# AIM OF THE TASK:
Exactly as written, output each record given below.

■ ■ ■ ■ ■ ■ ■

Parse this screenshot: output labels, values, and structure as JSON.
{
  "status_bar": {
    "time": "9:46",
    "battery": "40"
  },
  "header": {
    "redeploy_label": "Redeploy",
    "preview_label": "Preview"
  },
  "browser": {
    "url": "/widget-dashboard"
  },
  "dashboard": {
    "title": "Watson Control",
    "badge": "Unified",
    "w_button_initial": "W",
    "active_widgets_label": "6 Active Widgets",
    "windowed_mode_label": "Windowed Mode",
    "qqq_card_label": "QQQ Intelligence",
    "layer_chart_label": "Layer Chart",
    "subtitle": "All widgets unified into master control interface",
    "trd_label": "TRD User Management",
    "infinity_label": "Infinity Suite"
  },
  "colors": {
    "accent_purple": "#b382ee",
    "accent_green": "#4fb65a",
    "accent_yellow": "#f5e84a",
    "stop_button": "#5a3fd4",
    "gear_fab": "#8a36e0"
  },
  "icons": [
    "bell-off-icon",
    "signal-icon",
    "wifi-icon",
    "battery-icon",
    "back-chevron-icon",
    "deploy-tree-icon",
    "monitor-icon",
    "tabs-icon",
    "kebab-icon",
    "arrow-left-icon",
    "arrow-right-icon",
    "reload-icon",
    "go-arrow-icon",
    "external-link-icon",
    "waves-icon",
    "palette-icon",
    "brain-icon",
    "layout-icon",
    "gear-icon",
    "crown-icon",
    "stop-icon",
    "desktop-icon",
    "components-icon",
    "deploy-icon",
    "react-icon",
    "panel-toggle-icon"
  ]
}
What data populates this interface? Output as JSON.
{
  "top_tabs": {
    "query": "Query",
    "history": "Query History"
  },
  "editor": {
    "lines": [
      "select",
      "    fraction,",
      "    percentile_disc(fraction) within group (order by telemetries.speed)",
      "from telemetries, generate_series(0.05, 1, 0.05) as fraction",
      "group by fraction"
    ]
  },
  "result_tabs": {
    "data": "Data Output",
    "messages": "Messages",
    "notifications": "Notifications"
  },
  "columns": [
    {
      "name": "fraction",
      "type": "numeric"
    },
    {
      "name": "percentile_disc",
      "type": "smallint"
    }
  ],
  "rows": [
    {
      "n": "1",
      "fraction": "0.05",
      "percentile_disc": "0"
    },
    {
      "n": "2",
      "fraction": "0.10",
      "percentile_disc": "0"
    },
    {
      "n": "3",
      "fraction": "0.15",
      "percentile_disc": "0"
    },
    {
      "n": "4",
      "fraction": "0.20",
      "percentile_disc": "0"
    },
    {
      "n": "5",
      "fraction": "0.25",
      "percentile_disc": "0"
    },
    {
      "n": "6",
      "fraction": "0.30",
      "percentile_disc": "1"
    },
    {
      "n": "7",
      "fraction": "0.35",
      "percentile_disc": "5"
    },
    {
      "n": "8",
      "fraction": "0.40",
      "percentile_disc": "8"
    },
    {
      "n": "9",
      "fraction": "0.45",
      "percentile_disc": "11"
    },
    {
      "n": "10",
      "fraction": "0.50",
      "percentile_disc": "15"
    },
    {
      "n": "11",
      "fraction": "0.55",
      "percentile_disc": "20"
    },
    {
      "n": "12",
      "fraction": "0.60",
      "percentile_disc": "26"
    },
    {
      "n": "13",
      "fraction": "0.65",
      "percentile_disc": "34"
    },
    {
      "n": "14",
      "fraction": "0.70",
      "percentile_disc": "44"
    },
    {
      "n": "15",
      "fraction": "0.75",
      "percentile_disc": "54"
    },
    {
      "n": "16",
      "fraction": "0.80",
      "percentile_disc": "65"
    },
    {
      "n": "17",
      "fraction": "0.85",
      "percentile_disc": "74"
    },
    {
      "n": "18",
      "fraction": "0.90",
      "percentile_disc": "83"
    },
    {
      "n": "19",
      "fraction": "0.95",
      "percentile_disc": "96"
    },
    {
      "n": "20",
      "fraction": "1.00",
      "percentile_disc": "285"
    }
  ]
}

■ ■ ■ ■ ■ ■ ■

# REPLY TO THE TASK:
Parse this screenshot: output labels, values, and structure as JSON.
{
  "status_bar": {
    "time": "9:46",
    "battery": "40"
  },
  "header": {
    "redeploy_label": "Redeploy",
    "preview_label": "Preview"
  },
  "browser": {
    "url": "/widget-dashboard"
  },
  "dashboard": {
    "title": "Watson Control",
    "badge": "Unified",
    "w_button_initial": "W",
    "active_widgets_label": "6 Active Widgets",
    "windowed_mode_label": "Windowed Mode",
    "qqq_card_label": "QQQ Intelligence",
    "layer_chart_label": "Layer Chart",
    "subtitle": "All widgets unified into master control interface",
    "trd_label": "TRD User Management",
    "infinity_label": "Infinity Suite"
  },
  "colors": {
    "accent_purple": "#b382ee",
    "accent_green": "#4fb65a",
    "accent_yellow": "#f5e84a",
    "stop_button": "#5a3fd4",
    "gear_fab": "#8a36e0"
  },
  "icons": [
    "bell-off-icon",
    "signal-icon",
    "wifi-icon",
    "battery-icon",
    "back-chevron-icon",
    "deploy-tree-icon",
    "monitor-icon",
    "tabs-icon",
    "kebab-icon",
    "arrow-left-icon",
    "arrow-right-icon",
    "reload-icon",
    "go-arrow-icon",
    "external-link-icon",
    "waves-icon",
    "palette-icon",
    "brain-icon",
    "layout-icon",
    "gear-icon",
    "crown-icon",
    "stop-icon",
    "desktop-icon",
    "components-icon",
    "deploy-icon",
    "react-icon",
    "panel-toggle-icon"
  ]
}
What data populates this interface? Output as JSON.
{
  "top_tabs": {
    "query": "Query",
    "history": "Query History"
  },
  "editor": {
    "lines": [
      "select",
      "    fraction,",
      "    percentile_disc(fraction) within group (order by telemetries.speed)",
      "from telemetries, generate_series(0.05, 1, 0.05) as fraction",
      "group by fraction"
    ]
  },
  "result_tabs": {
    "data": "Data Output",
    "messages": "Messages",
    "notifications": "Notifications"
  },
  "columns": [
    {
      "name": "fraction",
      "type": "numeric"
    },
    {
      "name": "percentile_disc",
      "type": "smallint"
    }
  ],
  "rows": [
    {
      "n": "1",
      "fraction": "0.05",
      "percentile_disc": "0"
    },
    {
      "n": "2",
      "fraction": "0.10",
      "percentile_disc": "0"
    },
    {
      "n": "3",
      "fraction": "0.15",
      "percentile_disc": "0"
    },
    {
      "n": "4",
      "fraction": "0.20",
      "percentile_disc": "0"
    },
    {
      "n": "5",
      "fraction": "0.25",
      "percentile_disc": "0"
    },
    {
      "n": "6",
      "fraction": "0.30",
      "percentile_disc": "1"
    },
    {
      "n": "7",
      "fraction": "0.35",
      "percentile_disc": "5"
    },
    {
      "n": "8",
      "fraction": "0.40",
      "percentile_disc": "8"
    },
    {
      "n": "9",
      "fraction": "0.45",
      "percentile_disc": "11"
    },
    {
      "n": "10",
      "fraction": "0.50",
      "percentile_disc": "15"
    },
    {
      "n": "11",
      "fraction": "0.55",
      "percentile_disc": "20"
    },
    {
      "n": "12",
      "fraction": "0.60",
      "percentile_disc": "26"
    },
    {
      "n": "13",
      "fraction": "0.65",
      "percentile_disc": "34"
    },
    {
      "n": "14",
      "fraction": "0.70",
      "percentile_disc": "44"
    },
    {
      "n": "15",
      "fraction": "0.75",
      "percentile_disc": "54"
    },
    {
      "n": "16",
      "fraction": "0.80",
      "percentile_disc": "65"
    },
    {
      "n": "17",
      "fraction": "0.85",
      "percentile_disc": "74"
    },
    {
      "n": "18",
      "fraction": "0.90",
      "percentile_disc": "83"
    },
    {
      "n": "19",
      "fraction": "0.95",
      "percentile_disc": "96"
    },
    {
      "n": "20",
      "fraction": "1.00",
      "percentile_disc": "285"
    }
  ]
}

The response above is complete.